■ **TASK INPUTS**
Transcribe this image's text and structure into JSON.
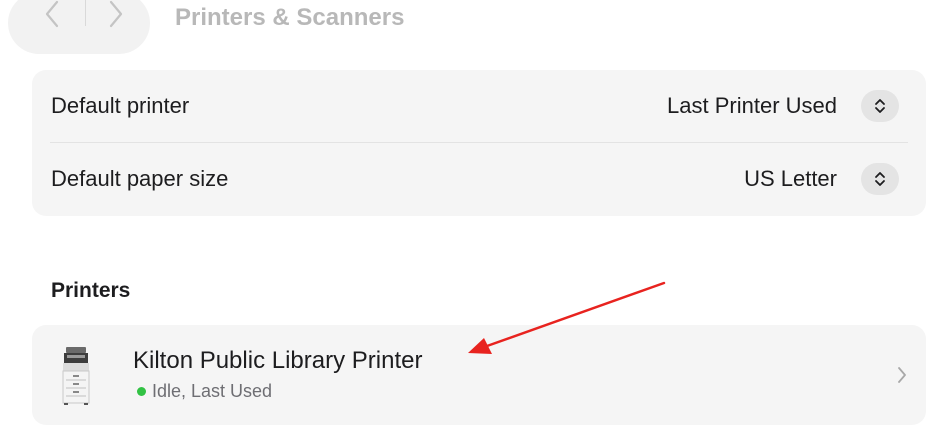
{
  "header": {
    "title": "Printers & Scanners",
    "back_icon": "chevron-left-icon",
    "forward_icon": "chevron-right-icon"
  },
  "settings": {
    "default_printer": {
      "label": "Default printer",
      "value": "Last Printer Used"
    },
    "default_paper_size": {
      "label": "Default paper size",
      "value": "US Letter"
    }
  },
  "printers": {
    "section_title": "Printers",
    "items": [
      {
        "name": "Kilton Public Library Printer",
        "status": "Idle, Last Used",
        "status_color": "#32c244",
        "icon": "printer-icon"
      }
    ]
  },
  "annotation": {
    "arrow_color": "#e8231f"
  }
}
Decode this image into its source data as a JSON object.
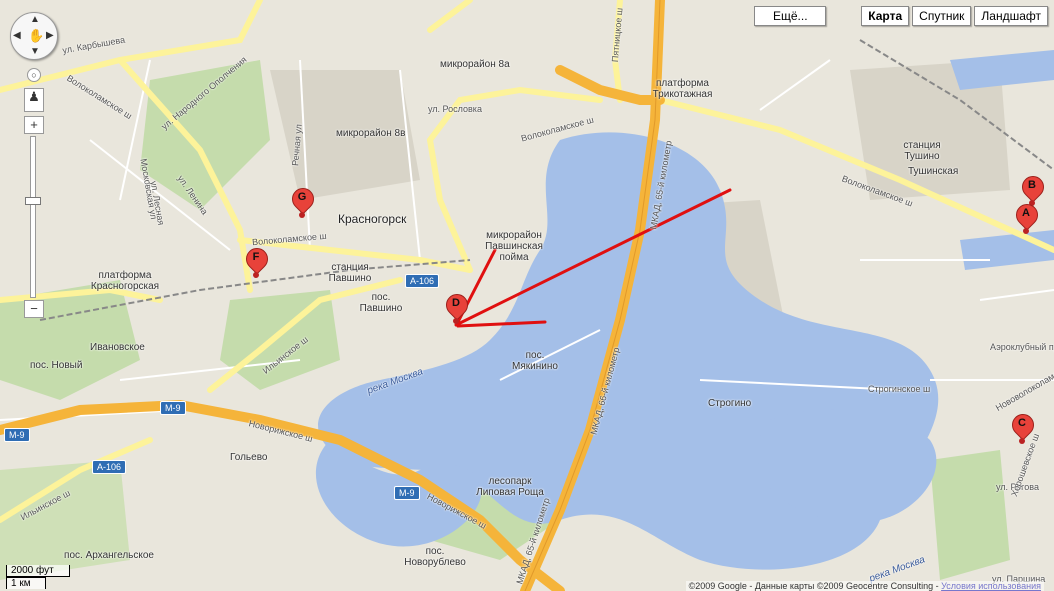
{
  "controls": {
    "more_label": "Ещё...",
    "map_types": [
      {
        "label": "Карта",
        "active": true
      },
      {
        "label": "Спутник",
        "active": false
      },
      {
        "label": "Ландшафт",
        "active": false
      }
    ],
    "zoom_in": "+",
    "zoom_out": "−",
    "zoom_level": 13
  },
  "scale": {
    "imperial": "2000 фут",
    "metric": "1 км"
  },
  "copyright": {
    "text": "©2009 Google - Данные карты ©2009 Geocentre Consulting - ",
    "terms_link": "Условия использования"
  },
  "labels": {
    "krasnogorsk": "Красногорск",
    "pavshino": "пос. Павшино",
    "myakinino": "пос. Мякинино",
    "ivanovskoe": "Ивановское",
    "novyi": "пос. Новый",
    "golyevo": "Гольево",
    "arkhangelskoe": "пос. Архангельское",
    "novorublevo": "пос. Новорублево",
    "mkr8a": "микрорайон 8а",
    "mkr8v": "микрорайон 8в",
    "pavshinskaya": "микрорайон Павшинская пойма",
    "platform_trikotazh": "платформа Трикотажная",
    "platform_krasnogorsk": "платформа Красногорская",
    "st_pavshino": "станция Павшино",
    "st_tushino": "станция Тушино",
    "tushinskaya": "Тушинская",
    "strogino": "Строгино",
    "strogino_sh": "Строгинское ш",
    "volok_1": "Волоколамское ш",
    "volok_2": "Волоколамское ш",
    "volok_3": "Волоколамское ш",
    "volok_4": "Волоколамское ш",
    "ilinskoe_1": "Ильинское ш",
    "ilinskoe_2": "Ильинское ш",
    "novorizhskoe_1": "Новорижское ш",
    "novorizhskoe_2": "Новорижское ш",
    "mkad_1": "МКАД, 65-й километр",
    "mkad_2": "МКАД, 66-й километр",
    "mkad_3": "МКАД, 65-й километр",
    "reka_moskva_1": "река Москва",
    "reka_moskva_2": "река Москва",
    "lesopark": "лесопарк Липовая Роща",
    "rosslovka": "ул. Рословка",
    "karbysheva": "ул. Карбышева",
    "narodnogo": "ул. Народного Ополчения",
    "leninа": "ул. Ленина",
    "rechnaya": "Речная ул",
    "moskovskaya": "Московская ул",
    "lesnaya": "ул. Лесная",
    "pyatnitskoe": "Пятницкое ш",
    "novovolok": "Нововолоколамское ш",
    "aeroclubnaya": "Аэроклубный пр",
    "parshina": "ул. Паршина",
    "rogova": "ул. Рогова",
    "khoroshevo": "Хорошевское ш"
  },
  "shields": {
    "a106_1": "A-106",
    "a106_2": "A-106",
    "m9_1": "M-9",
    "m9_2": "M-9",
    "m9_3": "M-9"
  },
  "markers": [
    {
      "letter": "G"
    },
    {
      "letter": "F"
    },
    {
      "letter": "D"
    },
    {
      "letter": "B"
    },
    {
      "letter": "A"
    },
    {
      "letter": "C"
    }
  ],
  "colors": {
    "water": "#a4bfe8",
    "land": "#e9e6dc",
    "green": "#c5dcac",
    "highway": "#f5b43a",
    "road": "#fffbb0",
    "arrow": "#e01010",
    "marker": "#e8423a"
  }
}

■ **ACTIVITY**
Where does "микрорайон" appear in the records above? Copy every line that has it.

■ **RESPONSE AREA**
    "mkr8a": "микрорайон 8а",
    "mkr8v": "микрорайон 8в",
    "pavshinskaya": "микрорайон Павшинская пойма",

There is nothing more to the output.